We have some genotype data that we are putting through quality control in PLINK 1.9. As part of this QC, we have limited the data to subjects of self-reported and genomic European ancestries, and have run basic QC steps, removing call rates below 95% for individuals and variants, and removing variants excessively out of Hardy-Weinberg equilibrium (< 10^-10).
Pruning for LD and limiting to the autosomes, we have calculated estimated IBD between our participants and the estimated the average pairwise IBD for each participant. We have found that an unusual number of our participants (233/13049) show a high mean pairwise IBD with others (>3SD from the cohort mean, > 0.028 in this instance, maximum 0.075). Examining examples of the individuals in question shows that this is driven by low-level relatedness (~0.03-0.1) with many other individuals, rather than a small subset of relatives in the data. In addition, the relatedness in each case stems entirely from IBD1 (one shared variant) and not at all from IBD2 (two shared variants). Individual average IBD correlates negatively (-0.69) with the genome-wide inbreeding coefficient.

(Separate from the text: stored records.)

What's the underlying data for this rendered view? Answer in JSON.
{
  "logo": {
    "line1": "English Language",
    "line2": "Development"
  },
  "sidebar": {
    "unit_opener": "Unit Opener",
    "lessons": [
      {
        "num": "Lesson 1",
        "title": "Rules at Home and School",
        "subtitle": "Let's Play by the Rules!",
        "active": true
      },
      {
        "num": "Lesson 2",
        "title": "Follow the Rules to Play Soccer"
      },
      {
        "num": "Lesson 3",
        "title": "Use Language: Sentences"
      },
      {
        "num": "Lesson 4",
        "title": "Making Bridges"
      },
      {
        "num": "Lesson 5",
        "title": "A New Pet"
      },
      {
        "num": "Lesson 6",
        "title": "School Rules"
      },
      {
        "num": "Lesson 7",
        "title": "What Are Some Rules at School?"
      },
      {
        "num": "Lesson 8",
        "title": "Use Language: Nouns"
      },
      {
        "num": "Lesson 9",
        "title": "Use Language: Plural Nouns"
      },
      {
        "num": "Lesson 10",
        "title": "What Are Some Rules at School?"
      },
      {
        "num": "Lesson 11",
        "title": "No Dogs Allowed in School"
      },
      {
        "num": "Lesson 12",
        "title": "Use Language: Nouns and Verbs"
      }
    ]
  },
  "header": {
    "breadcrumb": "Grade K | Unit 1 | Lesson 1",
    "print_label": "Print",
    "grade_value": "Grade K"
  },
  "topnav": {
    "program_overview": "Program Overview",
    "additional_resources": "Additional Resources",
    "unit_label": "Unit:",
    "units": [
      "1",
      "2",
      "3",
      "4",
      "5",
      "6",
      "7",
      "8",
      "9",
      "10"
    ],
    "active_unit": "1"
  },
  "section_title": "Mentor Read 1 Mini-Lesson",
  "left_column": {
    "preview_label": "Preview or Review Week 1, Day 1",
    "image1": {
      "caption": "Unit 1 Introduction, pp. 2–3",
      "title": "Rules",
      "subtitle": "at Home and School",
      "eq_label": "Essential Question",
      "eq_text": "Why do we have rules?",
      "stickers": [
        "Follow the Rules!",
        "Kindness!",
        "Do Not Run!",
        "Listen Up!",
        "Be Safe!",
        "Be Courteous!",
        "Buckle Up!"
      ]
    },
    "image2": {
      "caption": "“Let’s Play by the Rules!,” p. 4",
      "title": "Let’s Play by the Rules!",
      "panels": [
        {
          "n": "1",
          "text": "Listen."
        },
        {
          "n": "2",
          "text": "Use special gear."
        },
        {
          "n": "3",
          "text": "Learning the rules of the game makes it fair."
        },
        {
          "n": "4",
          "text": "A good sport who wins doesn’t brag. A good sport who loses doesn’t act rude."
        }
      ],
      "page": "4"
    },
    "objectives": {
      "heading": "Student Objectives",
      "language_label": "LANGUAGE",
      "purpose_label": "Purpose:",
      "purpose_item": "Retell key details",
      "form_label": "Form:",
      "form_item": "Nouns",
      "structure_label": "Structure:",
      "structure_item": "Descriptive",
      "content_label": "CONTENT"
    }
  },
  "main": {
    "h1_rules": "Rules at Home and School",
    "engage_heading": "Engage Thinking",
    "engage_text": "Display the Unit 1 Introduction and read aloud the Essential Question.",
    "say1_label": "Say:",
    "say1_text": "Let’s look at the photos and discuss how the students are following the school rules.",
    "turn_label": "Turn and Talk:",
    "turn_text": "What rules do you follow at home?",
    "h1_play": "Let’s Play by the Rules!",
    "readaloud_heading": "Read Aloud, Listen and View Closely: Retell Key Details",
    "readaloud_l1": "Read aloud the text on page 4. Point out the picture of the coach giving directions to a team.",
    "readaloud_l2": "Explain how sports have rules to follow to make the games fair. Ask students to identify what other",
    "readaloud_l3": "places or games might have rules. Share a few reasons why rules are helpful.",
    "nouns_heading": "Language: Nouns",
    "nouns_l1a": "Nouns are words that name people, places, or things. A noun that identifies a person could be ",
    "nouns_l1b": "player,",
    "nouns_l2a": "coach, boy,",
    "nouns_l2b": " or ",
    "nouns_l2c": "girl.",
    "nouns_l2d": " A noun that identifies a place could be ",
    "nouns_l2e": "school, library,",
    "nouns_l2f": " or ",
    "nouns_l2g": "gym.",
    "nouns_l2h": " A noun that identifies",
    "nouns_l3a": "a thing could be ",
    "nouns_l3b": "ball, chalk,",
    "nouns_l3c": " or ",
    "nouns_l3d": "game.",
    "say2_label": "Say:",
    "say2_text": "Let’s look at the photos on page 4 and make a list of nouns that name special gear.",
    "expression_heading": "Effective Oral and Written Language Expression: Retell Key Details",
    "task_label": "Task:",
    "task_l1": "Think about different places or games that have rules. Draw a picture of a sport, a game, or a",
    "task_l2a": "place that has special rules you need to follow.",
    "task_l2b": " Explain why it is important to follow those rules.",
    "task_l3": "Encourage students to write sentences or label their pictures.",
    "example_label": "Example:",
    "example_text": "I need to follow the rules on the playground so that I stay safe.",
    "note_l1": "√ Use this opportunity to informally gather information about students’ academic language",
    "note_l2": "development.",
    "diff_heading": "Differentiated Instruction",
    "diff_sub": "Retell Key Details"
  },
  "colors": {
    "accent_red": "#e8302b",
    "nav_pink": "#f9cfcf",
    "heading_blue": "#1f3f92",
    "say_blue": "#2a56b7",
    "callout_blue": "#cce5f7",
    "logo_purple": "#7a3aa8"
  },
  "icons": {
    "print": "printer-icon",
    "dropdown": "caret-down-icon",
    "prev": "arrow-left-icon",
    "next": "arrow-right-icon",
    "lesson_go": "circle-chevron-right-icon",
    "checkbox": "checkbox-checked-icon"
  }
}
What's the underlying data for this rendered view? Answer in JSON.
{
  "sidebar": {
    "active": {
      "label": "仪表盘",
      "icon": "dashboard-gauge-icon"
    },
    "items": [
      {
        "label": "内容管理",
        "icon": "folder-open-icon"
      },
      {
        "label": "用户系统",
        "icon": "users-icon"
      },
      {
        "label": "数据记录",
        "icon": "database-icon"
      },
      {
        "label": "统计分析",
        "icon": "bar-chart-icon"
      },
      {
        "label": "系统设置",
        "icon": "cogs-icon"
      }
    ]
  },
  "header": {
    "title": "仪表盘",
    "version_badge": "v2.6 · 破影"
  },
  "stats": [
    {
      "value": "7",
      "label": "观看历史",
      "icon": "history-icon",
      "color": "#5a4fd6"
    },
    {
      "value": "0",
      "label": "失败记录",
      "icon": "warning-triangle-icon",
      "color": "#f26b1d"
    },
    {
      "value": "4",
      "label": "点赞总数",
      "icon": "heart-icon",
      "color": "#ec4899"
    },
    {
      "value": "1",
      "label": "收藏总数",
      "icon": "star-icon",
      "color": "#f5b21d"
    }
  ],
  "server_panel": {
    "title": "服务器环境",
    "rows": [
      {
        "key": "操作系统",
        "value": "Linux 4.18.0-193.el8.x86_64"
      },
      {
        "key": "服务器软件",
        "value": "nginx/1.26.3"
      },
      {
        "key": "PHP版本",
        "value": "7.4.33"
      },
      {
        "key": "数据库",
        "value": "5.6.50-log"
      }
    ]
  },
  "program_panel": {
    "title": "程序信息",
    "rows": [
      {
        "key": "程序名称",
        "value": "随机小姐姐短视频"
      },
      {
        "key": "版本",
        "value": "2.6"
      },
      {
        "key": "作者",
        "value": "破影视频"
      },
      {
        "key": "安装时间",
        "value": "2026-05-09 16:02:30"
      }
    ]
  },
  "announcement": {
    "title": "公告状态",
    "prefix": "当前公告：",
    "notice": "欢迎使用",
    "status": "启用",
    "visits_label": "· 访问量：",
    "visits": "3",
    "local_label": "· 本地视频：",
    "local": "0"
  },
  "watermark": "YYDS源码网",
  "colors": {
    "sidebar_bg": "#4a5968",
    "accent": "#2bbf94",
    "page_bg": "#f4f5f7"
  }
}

I have one idea about what could be causing this (partial cross-contamination of the samples), but I am interested to know if others have other ideas what would be the cause?